I've spent a fair bit of time putting up routes, bolting ground up with a Bosch, rapping in, and/or drilling by hand. It takes about 20 seconds to bolt with a Bosch, about 20 minutes by hand in hard rock. Given the number of bolts, their proximity to each other and useable natural pro, and as Andy pointed out their liberal locations, I have a hard time believing these were put in by hand. I would lose my mind if I only climbed 30 feet per hour up a 900' route because I was over-bolting 5.5 terrain...I think I would literally lose it. But maybe that's just me, with the patience of fat kid in a candy store. Maybe these were all put in by hand. But it seems unlikely is all I'm saying. It's not really a big deal but being on National Park land, the use of battery-powered drills is a no-no. It'd be a shame to see our access/relationship in any way affected by folks ignoring these stipulations....

At least, thank God, whoever whacked in these bolts used good hardware. I may poo-poo the liberal use of bolts on this route from my high horse, but I'll probably still clip them anyway. Thanks for the hard work!

By goatboywonder
Jun 3, 2011
rating: 5.9+ 5c 17 VI E1 5a

Great route! I did not find the bolts of the first pitch to be lame at all. Granted, the 5.7 climbing is getting to the first bolt, but I found a 5.6 move here and there on friable rock. If this pitch had no bolts, you would be looking a 50 foot ground fall before you got any gear.

By goatboywonder
Jun 3, 2011
rating: 5.9+ 5c 17 VI E1 5a

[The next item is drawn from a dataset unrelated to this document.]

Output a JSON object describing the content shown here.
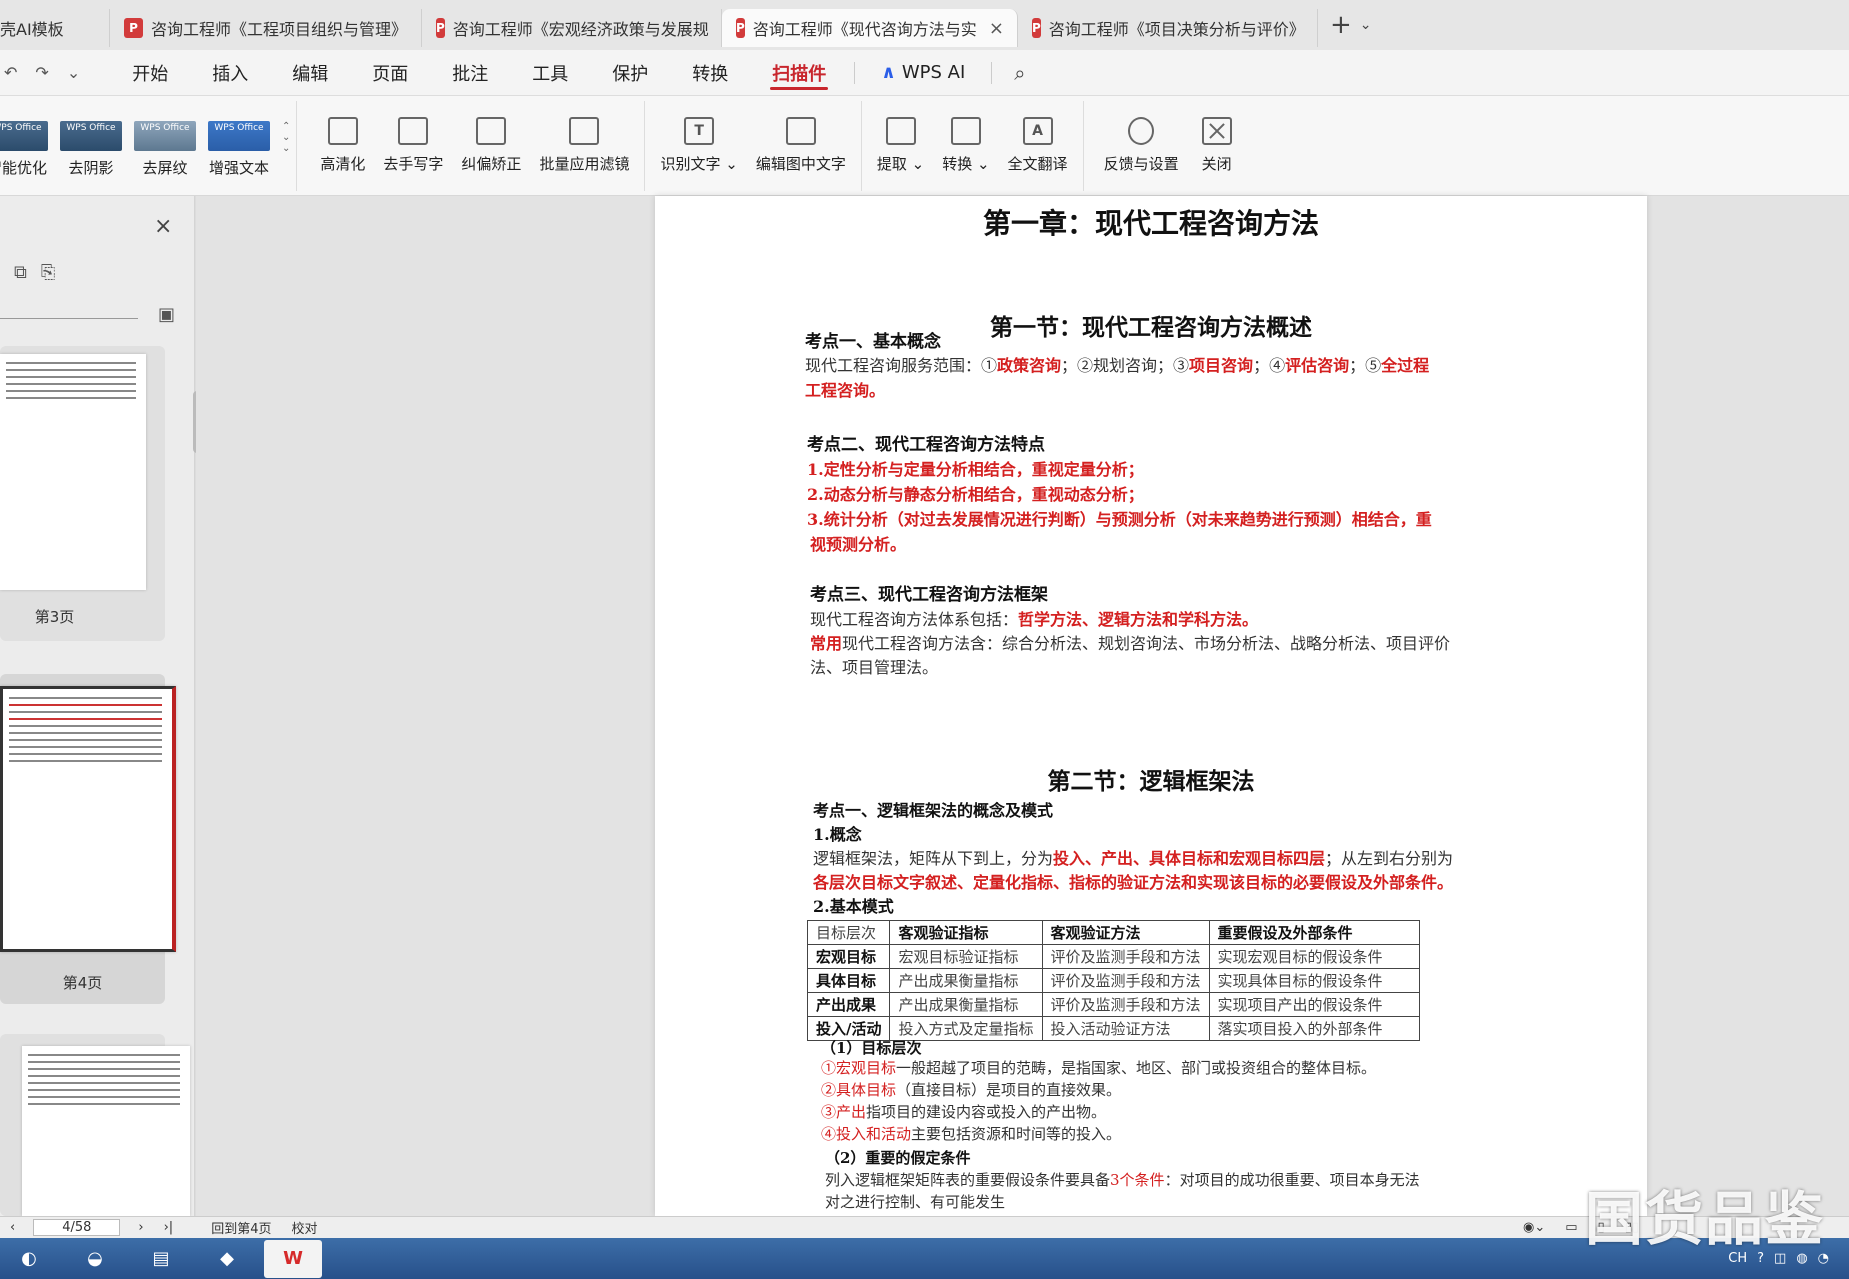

On pitch 6, you can pull a sweet, "rock star" roof. After moving left off the belay, head up. After about 30 feet, you will see a clean 4 foot roof looming above you. Reach up, find the jugs, throw out a heel hook, and rock up! Probably 5.10+ or so.

By Eric Klammer
From: Boulder, CO
Jun 9, 2013
rating: 5.9 5c 17 VI HVS 5a

Amazing route! Did 5 pitches, ending a little below the summit. Rapped the route with the lead line and a 5mm pull cord. Pitches 2 and 3 are some of the best I've done, perfect rock covered with glassy dishes and nobs. Another added bonus, we had the place to ourselves the entire the day!